It seems that no matter how many times you stake them, vampires just won’t die, making them a worthy entry on our list of literary monsters.
Happy Hallowe’en, everyone!
diveofficer (2008) Headless Horseman – 011:365. [photograph] Available at: https://www.flickr.com/photos/diveofficer/ (Accessed: 31st October 2016).
Marshall, H. E. (1908) An illustration of the ogre Grendel from Beowulf. [illustration] Available at: https://en.wikipedia.org/wiki/Grendel (Accessed: 31st October 2016).
Percival, T. and Percival, D. (2011) Headless horseman. [photograph] Available at: https://www.flickr.com/photos/tedpercival/ (Accessed: 31st October 2016).
Steampunk Family the von Hedwigs (2010) Coraline, other mother, other dad, button eyes family at MARSCON. [photograph] Available at: https://www.flickr.com/photos/von_hedwig/ (Accessed: 31st October 2016).

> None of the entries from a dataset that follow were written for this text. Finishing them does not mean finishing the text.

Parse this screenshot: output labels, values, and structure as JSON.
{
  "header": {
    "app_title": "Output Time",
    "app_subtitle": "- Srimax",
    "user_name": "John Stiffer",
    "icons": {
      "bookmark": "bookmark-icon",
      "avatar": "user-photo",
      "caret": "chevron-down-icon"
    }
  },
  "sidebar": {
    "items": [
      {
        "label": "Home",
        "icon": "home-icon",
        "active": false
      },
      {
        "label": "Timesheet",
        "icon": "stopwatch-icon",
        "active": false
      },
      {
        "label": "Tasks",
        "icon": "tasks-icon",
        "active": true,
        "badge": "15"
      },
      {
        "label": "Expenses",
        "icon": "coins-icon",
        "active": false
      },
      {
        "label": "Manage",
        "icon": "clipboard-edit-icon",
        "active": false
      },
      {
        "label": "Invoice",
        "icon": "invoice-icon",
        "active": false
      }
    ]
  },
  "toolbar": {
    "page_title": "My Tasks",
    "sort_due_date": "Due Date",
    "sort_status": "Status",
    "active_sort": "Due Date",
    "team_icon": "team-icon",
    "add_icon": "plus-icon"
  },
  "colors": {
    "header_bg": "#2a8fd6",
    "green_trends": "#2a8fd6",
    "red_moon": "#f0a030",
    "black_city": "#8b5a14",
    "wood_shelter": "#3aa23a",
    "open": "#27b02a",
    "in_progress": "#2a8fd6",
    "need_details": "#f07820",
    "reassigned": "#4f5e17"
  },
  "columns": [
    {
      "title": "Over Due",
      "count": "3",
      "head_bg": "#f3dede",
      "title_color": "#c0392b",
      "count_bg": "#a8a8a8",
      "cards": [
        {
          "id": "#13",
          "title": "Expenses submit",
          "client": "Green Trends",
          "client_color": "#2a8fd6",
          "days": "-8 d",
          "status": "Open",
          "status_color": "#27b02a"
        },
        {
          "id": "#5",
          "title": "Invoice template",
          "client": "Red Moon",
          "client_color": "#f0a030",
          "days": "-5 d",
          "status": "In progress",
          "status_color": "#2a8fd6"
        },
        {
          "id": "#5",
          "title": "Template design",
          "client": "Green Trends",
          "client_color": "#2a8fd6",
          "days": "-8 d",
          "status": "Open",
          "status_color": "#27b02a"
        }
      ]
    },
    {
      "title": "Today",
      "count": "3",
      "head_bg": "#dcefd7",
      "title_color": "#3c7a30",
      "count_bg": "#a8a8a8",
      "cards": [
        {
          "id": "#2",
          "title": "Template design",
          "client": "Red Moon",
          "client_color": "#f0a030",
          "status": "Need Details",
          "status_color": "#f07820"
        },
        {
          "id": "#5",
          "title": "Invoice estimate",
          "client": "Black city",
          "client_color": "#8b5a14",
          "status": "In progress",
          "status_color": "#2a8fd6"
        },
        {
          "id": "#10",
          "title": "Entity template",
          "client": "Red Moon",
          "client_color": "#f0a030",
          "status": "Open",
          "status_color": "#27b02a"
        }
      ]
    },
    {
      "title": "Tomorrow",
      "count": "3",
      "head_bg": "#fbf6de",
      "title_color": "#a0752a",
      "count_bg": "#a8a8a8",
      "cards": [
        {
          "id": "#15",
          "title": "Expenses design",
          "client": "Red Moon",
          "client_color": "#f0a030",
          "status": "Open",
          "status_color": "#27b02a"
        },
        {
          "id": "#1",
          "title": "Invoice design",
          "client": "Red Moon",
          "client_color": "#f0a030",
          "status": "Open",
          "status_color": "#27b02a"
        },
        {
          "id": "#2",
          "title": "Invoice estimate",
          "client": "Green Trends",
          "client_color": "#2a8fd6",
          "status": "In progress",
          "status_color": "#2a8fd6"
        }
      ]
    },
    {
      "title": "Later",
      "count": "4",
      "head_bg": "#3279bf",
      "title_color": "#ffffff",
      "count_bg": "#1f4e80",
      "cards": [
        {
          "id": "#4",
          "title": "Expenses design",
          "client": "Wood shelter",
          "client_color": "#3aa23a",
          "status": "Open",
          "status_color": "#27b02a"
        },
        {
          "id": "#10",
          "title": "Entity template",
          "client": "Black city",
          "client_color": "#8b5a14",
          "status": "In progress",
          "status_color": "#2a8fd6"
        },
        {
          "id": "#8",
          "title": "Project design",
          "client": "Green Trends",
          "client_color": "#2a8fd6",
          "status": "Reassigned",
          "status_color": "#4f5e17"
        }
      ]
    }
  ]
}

Trilobitepictures (2013) Witch’s Dungeon Classic Movie Museum. Dr. Wilfred Glendon, The Werewolf of London. [photograph] Available at: https://en.wikipedia.org/wiki/Witch%27s_Dungeon_Classic_Movie_Museum (Accessed: 31st October 2016).